If the sliding door is still stiff you will adjust to adjust the rollers. Typically a sliding door will have an adjustment screw near the bottom on the door edge. Give this a clockwise turn and see how that works. You may need to turn again. If this makes it worse, turn in the opposite direction. Keep tweaking until you get it right.

open plan kitchen diner with vaulted ceiling

(Image credit: David Barbour)

How To Adjust uPVC French Doors 

1. Determine the problem
The most common issue is a dropped door. This is where the bottom of the door catches on the door frame and won’t shut properly. Which in turn means that the door won’t lock. Use a pencil to mark the top and bottom edges of both sides of the door.

2. Adjust dropped door
Open the door and on the inside of the hinge you will see two small grub screws. Undo these and close the door. Now the hinge cover will pop open. There will be a screw that runs through the middle of the hinge. 

Get an Allen and and turn (count your whole turns) until the pencil line on the top edge disappears. Do half as many turns in the same direction on the middle hinge. Now try closing the door. Fine tune until you get the perfect fit. 

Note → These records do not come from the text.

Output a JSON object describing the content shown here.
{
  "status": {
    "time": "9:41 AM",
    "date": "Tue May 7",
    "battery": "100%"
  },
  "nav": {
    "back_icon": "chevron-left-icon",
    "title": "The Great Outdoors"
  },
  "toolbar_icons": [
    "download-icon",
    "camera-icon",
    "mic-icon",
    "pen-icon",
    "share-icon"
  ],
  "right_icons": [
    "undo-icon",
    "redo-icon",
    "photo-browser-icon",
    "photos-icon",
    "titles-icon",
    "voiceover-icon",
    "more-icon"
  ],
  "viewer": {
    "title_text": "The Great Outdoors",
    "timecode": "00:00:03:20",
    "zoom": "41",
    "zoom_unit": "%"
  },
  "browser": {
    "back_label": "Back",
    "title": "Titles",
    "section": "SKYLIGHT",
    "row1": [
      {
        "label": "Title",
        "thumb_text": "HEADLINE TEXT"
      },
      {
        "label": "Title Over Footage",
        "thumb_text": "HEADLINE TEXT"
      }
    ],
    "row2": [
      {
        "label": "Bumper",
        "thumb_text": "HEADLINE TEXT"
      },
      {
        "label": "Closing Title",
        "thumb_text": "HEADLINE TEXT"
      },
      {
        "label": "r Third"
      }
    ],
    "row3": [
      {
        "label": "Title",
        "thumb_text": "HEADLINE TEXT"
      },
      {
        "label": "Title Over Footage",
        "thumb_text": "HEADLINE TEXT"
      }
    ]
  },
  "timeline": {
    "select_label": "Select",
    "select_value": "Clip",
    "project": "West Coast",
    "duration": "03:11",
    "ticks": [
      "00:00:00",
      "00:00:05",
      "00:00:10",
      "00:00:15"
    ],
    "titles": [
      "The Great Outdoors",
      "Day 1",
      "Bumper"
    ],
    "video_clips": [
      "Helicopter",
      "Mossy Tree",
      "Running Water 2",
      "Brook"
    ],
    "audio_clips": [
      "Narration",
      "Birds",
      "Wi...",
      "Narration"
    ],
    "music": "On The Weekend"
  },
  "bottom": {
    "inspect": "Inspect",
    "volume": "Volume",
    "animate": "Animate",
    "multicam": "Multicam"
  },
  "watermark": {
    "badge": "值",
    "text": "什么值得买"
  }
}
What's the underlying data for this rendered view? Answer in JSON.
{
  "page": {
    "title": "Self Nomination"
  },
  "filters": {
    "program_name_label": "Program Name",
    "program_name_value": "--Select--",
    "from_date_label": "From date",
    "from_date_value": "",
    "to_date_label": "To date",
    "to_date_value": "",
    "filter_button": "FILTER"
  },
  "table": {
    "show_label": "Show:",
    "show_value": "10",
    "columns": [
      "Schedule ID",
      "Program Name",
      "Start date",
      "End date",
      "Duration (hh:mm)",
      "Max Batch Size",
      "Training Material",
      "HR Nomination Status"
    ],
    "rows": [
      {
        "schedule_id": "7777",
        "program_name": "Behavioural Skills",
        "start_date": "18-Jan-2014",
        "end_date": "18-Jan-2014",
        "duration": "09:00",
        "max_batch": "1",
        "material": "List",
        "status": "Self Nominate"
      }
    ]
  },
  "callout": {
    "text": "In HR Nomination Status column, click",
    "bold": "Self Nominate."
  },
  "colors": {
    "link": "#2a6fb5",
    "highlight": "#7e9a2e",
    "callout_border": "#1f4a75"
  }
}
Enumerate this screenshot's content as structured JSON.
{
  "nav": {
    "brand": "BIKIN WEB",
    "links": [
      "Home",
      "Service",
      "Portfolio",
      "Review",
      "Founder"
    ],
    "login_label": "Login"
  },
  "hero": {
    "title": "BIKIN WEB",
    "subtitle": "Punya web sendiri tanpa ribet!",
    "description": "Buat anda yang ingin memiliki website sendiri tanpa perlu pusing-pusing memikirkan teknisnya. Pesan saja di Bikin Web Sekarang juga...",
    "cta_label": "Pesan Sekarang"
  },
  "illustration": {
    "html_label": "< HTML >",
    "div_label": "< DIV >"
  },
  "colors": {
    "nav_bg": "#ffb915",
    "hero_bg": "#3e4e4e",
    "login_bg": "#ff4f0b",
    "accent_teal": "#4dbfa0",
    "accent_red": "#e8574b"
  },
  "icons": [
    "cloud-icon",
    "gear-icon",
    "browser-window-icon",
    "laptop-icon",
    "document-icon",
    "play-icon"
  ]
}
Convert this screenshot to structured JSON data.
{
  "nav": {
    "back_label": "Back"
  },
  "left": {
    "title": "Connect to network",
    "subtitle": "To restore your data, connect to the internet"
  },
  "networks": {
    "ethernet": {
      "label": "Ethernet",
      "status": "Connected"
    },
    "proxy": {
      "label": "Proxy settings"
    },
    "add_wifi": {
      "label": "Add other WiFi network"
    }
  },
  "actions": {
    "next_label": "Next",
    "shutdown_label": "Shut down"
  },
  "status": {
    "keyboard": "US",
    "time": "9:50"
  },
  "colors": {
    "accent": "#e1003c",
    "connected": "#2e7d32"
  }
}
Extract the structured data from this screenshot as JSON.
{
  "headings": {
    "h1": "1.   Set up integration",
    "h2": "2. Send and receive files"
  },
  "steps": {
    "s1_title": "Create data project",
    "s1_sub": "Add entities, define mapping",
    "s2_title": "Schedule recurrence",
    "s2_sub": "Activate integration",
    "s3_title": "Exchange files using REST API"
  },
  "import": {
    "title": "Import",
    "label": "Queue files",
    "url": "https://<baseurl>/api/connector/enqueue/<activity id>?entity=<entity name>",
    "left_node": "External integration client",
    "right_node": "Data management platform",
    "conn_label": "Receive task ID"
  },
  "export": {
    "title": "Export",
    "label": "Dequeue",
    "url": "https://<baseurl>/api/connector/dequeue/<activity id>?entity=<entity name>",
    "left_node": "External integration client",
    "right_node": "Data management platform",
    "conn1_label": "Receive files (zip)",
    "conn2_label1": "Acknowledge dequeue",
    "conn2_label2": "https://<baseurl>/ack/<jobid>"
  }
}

3. Adjust side to side
To adjust the gap between the two doors so it is even, open the doors, undo the grub screws and close the door. Pop open the hinge cover on all hinges and adjust. If the gap at the top is larger, start at the top. If the gap at the bottom is larger, start at the bottom.

For different types of uPVC door hinges take a look at our how to adjust a uPVC door guide. 

Traditional french patio doors

(Image credit: Evolution windows)

How To Adjust Timber French Doors

Timber French doors have different types of hinges to uPVC, but again will typically have three. These are often standard door hinges or adjustable hinges.

1. Tighten the screws
For French door hinges with no adjusting screws simply tighten the screws on each hinge. Start at the top and test. Then the middle and test and then the bottom and test to see that the door closes properly. Don’t overtighten. This should restore your door to its original position.

2. Use adjusting screws
If your French doors hinges have adjusting screws, get the tool you need – Allen or screwdriver – to make the adjustment. If your door is sticking at the bottom, adjust the bottom hinge. If sticking at the top, adjust the top and middle hinge. Use half turns and test, repeat until your door is in the right place. 

How To Adjust Bifold Doors 

Bifold doors come in a host of different variations and styles, but are typically made of several panels. Here we give a quick overview on how they can be adjusted.

1. Adjust the height
If one of the panels is dropping a little and causing issues when trying to close you need to adjust the top hinges. These typically have a screw that runs through the hinge which you adjust on the bottom with an Allen key. This will lift the door. Adjust any other top hinges to keep the doors in line.

2. Get a close side fit
If your bifold doors are not closing properly on the door jambs at either end of the door frame you will need to adjust what are known as pivot screws. These are located top and bottom of the door frame upright at both ends. Use a Phillips screwdriver to adjust the gap. Try the doors and see where the door is still hitting the jamb – top or bottom – and adjust accordingly.  

bifold doors in kitchen diner extension

(Image credit: Thames Valley Window Company)
Steve Jenkins

Steve is Homebuilding & Renovating's DIY content editor, and has been a writer and editor for two decades. He is an avid DIYer with over 20 years of experience in transforming and renovating homes. He specialises in painting and decorating, but has strong all-round building skills, having previously worked in the industry for 10 years.